[EXTRACTED ENTRIES]
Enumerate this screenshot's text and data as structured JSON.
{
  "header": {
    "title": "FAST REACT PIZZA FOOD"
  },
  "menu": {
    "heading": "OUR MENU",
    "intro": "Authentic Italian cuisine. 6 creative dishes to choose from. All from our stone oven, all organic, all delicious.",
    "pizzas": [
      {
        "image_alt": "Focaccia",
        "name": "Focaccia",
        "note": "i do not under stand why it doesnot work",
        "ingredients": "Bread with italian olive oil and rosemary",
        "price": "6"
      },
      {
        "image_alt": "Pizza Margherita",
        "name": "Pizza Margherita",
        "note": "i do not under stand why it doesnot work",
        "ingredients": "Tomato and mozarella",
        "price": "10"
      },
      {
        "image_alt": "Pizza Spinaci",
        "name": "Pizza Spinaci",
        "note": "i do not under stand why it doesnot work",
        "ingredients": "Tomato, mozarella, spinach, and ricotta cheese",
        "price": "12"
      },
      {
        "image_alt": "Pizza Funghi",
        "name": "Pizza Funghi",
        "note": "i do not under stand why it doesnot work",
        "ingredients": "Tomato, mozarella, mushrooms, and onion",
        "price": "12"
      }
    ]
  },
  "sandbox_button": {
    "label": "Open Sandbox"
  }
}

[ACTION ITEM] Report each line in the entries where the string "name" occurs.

[TASK OUTPUT]
        "name": "Focaccia",
        "name": "Pizza Margherita",
        "name": "Pizza Spinaci",
        "name": "Pizza Funghi",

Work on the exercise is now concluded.